Given the fact that Intel is more than likely trying to substitute the lack of successful graphics architecture suitable for computing with its MIC (many Intel cores) micro-architecture, it is probable that the world's largest maker of chips will eventually try to wed the two designs somehow. Still, the generic multi-core CPUs will continue to prevail as software will hardly be able to benefit from MIC-like architectures.
"The software suppliers (ISVs) will continue to lag behind the hardware and disappoint us with their lack of engagement and exploitation of the hardware as they drive for the lowest common dominator. There will of course be exceptions, but for the most part ISVs have slowed down the industry," said Jon Peddie, the head of the Jon Peddie Research analyst firm.
AMD Orochi chip based on Bulldozer architecture
At present hardly anyone knows for sure what future CPUs will be like and a lot of important trends that can be extrapolated to the year 2020 will be unleashed along with the release of Haswell and post-Haswell microprocessors in 2013 and beyond. In fact, the example of AMD Bulldozer design - where processor consists of modules and two INT units share one FPU per module - shows that companies are trying hard to pack more execution units into their chips and are eager to cut down some other things. In general, Bulldozer's "hybrid" core approach may be a glimpse of the longer-term future of CPUs.
Longer-term roadmaps from both AMD and Intel clearly show that the two leading designers of processors will continue to develop low-power architectures to compete against ARM-base designs. At present everything shows that x86 and ARM will compete directly against each other on the same markets, but x86 will retain high-performance systems, whereas ARM is going to stay the king of extreme low-power market.
Let us try to summarize our guesses:
- The absolute majority of client central processing units in 2020 will feature integrated memory controllers and graphics cores that will be used for graphics processing and speeding up general consumer applications. Many thin-clients will rely on ARM-based SoCs.
- Server processors will continue to feature "fat" x86 cores with high single-thread performance. However, HPC servers will slowly, but surely migrate to MIC architecture or highly-parallel compute processors (FireStream, Tesla, etc) either in discrete or integrated form.
- Low-power handheld devices will use specific x86 micro-architectures (Atom, Bobcat, etc) or ARM architecture.
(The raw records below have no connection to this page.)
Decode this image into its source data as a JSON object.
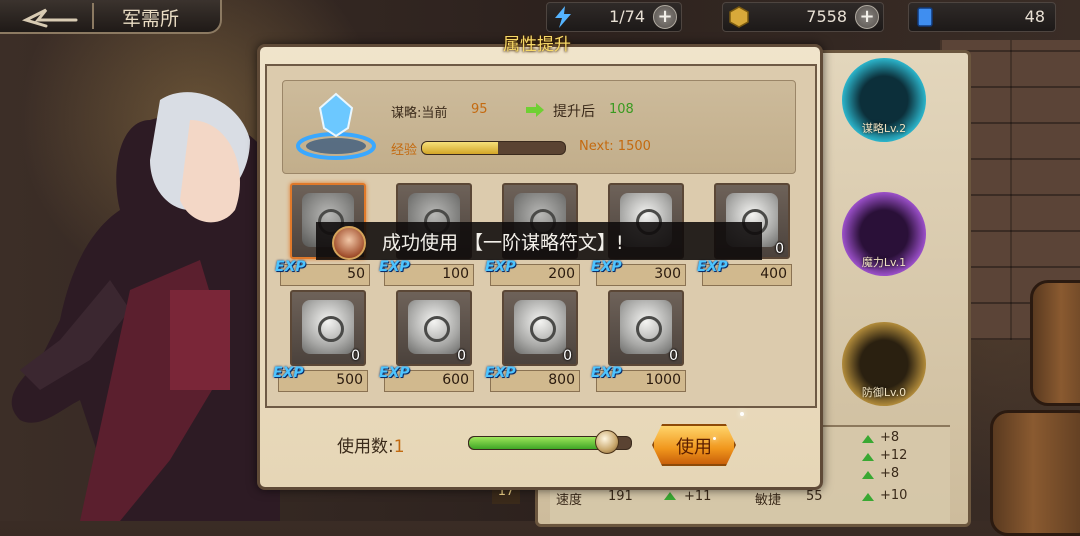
{
  "top_bar": {
    "title": "军需所",
    "resources": [
      {
        "icon": "energy-bolt-icon",
        "value": "1/74",
        "has_plus": true
      },
      {
        "icon": "gold-coin-icon",
        "value": "7558",
        "has_plus": true
      },
      {
        "icon": "blue-gem-icon",
        "value": "48",
        "has_plus": false
      }
    ]
  },
  "dialog": {
    "title": "属性提升",
    "attribute_label": "谋略:当前",
    "current_value": "95",
    "after_label": "提升后",
    "after_value": "108",
    "exp_label": "经验",
    "exp_progress": 0.53,
    "next_label": "Next: 1500",
    "items": [
      {
        "exp": "50",
        "count": "",
        "selected": true
      },
      {
        "exp": "100",
        "count": "",
        "selected": false
      },
      {
        "exp": "200",
        "count": "",
        "selected": false
      },
      {
        "exp": "300",
        "count": "",
        "selected": false
      },
      {
        "exp": "400",
        "count": "0",
        "selected": false
      },
      {
        "exp": "500",
        "count": "0",
        "selected": false
      },
      {
        "exp": "600",
        "count": "0",
        "selected": false
      },
      {
        "exp": "800",
        "count": "0",
        "selected": false
      },
      {
        "exp": "1000",
        "count": "0",
        "selected": false
      }
    ],
    "exp_tag": "EXP",
    "use_count_label": "使用数:",
    "use_count": "1",
    "use_slider_value": 0.85,
    "use_button": "使用"
  },
  "toast": {
    "message": "成功使用 【一阶谋略符文】!"
  },
  "side_panel": {
    "runes": [
      {
        "label": "谋略Lv.2",
        "color": "#2bb3c9"
      },
      {
        "label": "魔力Lv.1",
        "color": "#9a4fc8"
      },
      {
        "label": "防御Lv.0",
        "color": "#b08a3a"
      }
    ],
    "stats_bonus": [
      "+8",
      "+12",
      "+8",
      "+10"
    ],
    "speed_label": "速度",
    "speed_value": "191",
    "speed_bonus": "+11",
    "agility_label": "敏捷",
    "agility_value": "55",
    "left_badge": "17"
  }
}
"ARM and x86 continue to fight and co-exist. ARM is too poplar and too many companies have too much invested in that architecture to change. Intel will be the challenger and continue an aggressive technology and marketing effort to gain market share," explained Mr. Peddie.
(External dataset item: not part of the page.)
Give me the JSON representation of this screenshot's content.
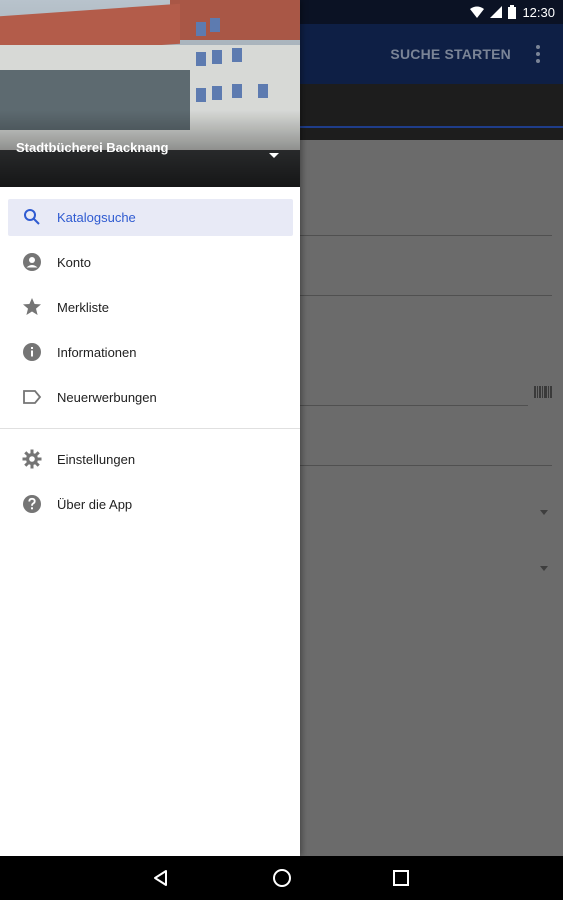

It is also highly-likely that architectures like Power and SPARC will extinct by 2020 due to economic and technology reasons.
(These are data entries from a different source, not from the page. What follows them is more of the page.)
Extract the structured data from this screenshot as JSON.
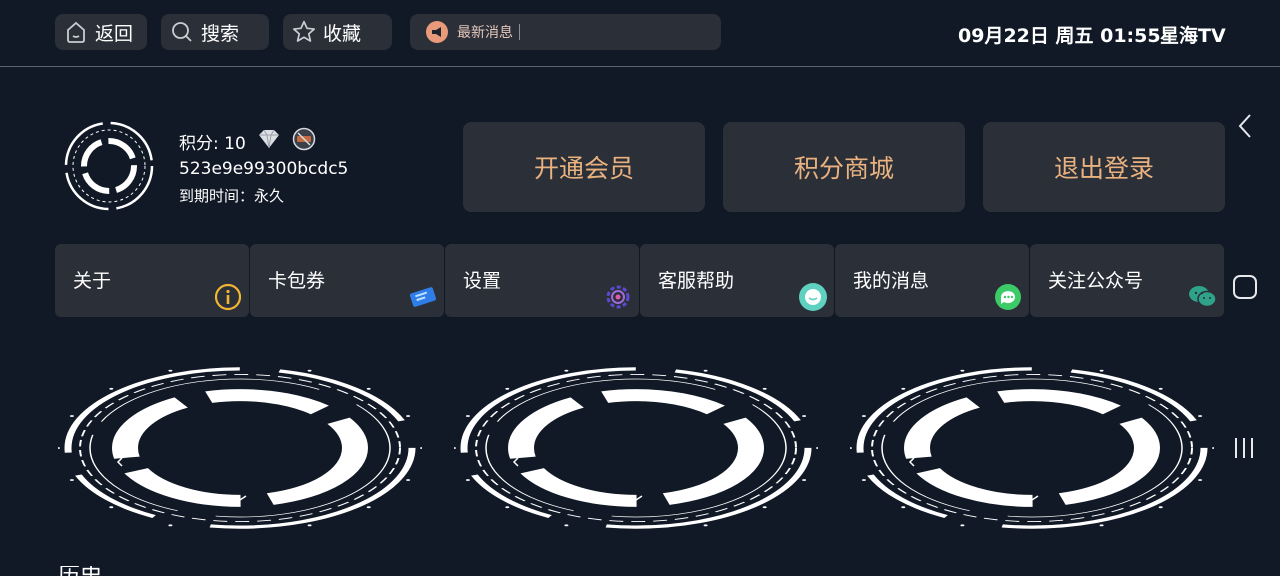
{
  "topbar": {
    "back_label": "返回",
    "search_label": "搜索",
    "favorite_label": "收藏",
    "news_label": "最新消息",
    "datetime": "09月22日 周五 01:55",
    "brand": "星海TV"
  },
  "user": {
    "points_text": "积分: 10",
    "user_id": "523e9e99300bcdc5",
    "expiry_text": "到期时间：永久"
  },
  "actions": [
    {
      "label": "开通会员"
    },
    {
      "label": "积分商城"
    },
    {
      "label": "退出登录"
    }
  ],
  "tiles": [
    {
      "label": "关于",
      "icon": "info-icon",
      "color": "#f1b533"
    },
    {
      "label": "卡包券",
      "icon": "coupon-icon",
      "color": "#2f7de8"
    },
    {
      "label": "设置",
      "icon": "settings-icon",
      "color": "#6f5bd9"
    },
    {
      "label": "客服帮助",
      "icon": "customer-service-icon",
      "color": "#5ed1c0"
    },
    {
      "label": "我的消息",
      "icon": "message-icon",
      "color": "#3ccb67"
    },
    {
      "label": "关注公众号",
      "icon": "wechat-icon",
      "color": "#2ea38a"
    }
  ],
  "section_title_partial": "历史",
  "colors": {
    "background": "#111926",
    "panel": "#2b2f38",
    "accent_text": "#e9b27f",
    "divider": "#5a6170"
  }
}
"They cannot gain economy of scale and they cannot support the R&D needed to stay current and meaningful," said Jon Peddie.